*STORED DATA:*
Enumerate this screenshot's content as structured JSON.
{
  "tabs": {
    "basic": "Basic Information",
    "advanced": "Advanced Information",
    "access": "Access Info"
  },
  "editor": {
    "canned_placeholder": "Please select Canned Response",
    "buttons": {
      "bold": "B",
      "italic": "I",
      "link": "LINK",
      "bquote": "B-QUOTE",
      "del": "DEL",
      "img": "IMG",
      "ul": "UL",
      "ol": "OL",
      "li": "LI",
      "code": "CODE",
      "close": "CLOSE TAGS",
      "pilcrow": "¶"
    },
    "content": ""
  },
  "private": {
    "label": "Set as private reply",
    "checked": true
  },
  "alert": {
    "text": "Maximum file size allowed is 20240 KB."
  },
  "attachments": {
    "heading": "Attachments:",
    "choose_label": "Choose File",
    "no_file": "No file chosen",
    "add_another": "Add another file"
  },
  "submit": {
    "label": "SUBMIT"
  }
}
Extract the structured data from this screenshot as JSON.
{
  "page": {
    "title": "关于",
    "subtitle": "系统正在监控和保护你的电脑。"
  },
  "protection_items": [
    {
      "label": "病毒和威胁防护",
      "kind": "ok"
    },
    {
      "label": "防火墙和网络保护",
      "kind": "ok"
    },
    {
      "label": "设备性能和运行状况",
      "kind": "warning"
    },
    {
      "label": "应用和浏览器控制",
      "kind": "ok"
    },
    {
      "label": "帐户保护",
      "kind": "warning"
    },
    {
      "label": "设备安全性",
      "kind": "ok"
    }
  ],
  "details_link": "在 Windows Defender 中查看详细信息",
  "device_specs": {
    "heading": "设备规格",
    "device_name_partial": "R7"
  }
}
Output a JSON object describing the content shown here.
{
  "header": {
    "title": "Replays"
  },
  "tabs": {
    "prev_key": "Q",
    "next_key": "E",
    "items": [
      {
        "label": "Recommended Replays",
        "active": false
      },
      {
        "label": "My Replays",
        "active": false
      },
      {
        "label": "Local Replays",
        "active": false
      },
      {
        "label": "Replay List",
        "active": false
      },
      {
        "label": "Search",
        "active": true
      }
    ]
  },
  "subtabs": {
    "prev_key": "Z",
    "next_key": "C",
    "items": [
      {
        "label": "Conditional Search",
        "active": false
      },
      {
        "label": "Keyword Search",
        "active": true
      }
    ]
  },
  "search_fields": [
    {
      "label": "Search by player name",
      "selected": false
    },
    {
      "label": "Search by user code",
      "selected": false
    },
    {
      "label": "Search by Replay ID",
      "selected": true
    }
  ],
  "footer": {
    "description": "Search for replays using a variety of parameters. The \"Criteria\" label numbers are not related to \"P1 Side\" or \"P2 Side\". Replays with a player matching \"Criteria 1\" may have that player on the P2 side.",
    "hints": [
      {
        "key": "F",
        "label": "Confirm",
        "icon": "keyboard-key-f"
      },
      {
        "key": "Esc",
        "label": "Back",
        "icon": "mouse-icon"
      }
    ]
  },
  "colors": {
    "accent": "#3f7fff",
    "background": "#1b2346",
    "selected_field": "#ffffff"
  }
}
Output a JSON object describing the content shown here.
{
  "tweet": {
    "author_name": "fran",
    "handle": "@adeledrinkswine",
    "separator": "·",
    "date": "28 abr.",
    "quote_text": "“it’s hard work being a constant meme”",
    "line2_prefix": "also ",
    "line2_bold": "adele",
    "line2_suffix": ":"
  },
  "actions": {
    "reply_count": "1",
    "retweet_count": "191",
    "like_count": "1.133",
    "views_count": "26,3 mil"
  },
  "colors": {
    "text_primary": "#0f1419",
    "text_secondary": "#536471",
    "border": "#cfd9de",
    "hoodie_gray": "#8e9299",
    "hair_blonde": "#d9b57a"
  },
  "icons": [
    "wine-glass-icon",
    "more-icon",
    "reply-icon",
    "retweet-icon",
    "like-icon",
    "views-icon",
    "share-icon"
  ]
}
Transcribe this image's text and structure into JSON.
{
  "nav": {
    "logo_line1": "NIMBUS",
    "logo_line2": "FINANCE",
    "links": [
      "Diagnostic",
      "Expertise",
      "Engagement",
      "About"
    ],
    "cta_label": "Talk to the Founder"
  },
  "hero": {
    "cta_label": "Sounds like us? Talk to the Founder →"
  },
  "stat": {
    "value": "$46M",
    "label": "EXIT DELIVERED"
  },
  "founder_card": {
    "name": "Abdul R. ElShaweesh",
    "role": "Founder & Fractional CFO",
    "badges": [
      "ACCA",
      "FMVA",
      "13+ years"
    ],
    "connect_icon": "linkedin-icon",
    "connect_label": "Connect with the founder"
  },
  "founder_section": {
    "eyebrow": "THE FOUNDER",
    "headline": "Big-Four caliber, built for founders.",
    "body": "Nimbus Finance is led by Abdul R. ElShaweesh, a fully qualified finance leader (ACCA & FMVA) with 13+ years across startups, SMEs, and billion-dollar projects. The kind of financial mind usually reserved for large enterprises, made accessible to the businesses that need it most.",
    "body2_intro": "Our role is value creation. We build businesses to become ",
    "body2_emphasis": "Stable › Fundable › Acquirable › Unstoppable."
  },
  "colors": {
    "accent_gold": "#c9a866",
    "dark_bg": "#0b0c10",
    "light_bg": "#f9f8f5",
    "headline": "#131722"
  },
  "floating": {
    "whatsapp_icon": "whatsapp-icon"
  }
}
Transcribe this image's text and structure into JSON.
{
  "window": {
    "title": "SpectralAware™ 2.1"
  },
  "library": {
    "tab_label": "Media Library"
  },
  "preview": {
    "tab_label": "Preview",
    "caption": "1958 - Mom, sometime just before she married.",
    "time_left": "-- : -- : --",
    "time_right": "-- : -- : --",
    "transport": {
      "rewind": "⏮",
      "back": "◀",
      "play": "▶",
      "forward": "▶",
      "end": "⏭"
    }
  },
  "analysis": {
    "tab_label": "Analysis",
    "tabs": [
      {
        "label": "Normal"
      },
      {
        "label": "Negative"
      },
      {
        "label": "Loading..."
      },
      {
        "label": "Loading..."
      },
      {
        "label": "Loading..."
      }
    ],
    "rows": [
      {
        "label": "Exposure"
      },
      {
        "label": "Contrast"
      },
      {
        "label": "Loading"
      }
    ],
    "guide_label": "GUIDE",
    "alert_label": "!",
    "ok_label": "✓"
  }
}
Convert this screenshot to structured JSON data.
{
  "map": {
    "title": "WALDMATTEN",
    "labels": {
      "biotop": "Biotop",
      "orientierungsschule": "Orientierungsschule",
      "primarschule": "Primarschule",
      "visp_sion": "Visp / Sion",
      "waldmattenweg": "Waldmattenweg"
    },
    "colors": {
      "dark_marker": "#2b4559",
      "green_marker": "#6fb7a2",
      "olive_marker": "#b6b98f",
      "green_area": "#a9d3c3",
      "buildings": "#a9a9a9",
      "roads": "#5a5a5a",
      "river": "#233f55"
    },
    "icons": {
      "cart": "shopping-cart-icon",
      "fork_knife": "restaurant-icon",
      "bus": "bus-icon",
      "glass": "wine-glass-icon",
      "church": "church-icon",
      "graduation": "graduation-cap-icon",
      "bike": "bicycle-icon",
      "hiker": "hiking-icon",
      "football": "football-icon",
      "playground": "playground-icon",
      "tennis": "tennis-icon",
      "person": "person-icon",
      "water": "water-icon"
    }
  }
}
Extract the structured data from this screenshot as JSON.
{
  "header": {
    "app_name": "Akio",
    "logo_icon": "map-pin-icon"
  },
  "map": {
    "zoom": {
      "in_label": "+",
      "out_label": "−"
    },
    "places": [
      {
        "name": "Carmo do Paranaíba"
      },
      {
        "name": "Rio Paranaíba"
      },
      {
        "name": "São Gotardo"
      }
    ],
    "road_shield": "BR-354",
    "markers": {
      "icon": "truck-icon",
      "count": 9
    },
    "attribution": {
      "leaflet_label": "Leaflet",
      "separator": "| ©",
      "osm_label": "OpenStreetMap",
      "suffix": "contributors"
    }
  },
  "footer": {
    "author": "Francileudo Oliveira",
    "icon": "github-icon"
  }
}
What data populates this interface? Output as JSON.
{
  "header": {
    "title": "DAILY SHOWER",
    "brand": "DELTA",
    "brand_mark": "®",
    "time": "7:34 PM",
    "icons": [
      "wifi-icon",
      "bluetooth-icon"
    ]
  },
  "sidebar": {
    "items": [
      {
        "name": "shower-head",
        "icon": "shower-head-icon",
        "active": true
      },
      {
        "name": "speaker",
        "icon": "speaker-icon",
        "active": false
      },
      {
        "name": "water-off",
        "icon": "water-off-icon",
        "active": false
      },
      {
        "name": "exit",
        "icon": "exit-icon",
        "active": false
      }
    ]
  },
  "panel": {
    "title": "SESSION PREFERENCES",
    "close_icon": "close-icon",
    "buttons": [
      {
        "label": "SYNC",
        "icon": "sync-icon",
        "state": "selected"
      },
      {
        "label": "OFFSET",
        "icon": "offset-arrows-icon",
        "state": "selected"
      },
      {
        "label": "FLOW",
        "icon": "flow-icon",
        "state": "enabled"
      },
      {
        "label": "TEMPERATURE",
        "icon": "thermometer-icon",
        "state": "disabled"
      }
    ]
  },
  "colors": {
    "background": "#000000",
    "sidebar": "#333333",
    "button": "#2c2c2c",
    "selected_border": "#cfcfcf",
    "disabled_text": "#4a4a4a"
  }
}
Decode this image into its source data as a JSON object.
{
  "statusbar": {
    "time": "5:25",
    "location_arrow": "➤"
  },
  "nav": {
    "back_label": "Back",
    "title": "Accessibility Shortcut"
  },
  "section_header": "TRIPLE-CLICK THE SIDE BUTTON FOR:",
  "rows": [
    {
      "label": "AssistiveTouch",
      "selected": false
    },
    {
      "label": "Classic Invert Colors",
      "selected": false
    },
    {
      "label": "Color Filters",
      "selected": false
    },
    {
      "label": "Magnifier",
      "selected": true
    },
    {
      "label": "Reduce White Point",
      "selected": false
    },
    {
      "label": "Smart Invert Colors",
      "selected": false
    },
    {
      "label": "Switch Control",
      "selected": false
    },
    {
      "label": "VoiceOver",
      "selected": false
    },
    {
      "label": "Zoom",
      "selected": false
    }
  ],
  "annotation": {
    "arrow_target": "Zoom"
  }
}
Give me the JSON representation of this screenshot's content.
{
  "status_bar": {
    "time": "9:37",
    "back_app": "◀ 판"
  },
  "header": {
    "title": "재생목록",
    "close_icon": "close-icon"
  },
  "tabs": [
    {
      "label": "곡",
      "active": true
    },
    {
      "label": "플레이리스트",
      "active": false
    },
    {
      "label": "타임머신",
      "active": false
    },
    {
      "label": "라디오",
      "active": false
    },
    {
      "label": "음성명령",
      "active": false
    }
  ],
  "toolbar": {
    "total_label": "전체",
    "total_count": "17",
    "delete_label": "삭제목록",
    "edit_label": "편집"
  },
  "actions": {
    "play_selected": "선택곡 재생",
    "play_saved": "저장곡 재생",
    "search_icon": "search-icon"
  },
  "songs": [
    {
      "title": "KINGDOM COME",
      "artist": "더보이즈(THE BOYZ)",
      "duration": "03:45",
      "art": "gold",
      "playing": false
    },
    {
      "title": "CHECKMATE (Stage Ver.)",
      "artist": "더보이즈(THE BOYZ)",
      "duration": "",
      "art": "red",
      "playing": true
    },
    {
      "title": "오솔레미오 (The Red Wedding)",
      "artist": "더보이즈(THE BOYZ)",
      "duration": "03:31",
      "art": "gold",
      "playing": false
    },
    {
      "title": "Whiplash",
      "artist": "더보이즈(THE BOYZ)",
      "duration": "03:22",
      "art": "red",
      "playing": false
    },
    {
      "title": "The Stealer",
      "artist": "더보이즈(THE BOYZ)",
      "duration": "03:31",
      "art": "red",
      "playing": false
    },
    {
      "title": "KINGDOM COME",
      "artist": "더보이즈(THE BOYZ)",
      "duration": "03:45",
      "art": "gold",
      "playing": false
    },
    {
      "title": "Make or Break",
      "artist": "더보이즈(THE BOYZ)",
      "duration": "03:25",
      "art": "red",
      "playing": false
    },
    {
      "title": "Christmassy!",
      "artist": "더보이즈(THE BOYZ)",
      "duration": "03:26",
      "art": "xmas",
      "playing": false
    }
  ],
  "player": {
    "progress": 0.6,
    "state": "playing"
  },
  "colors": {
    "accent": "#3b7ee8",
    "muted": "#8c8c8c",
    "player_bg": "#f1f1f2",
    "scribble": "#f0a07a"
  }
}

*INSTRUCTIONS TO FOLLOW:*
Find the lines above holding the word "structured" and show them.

*OUTPUT OF THE EXERCISE:*
Enumerate this screenshot's content as structured JSON.
Extract the structured data from this screenshot as JSON.
Convert this screenshot to structured JSON data.
Extract the structured data from this screenshot as JSON.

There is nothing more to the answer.